Search each line of the data for the word "wanna"; copy every line where it is found.
#####
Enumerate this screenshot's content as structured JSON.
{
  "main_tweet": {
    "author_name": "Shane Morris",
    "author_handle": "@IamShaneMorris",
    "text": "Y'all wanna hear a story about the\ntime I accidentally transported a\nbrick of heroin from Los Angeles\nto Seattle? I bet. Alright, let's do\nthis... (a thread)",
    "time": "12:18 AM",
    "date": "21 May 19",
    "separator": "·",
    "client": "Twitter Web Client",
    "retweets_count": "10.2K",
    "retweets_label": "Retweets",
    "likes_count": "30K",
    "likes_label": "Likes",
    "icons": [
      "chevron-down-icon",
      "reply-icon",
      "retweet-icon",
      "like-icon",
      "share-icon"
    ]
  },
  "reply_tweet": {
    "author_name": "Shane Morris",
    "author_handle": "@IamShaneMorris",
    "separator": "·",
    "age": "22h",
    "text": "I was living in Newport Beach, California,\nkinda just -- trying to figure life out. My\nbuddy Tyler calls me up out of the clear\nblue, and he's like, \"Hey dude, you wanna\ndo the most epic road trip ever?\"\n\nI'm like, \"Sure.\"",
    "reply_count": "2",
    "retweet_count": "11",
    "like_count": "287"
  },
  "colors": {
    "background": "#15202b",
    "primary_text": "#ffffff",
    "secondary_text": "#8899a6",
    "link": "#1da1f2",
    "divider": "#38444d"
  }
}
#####
» Exercise output:
    "text": "Y'all wanna hear a story about the\ntime I accidentally transported a\nbrick of heroin from Los Angeles\nto Seattle? I bet. Alright, let's do\nthis... (a thread)",
    "text": "I was living in Newport Beach, California,\nkinda just -- trying to figure life out. My\nbuddy Tyler calls me up out of the clear\nblue, and he's like, \"Hey dude, you wanna\ndo the most epic road trip ever?\"\n\nI'm like, \"Sure.\"",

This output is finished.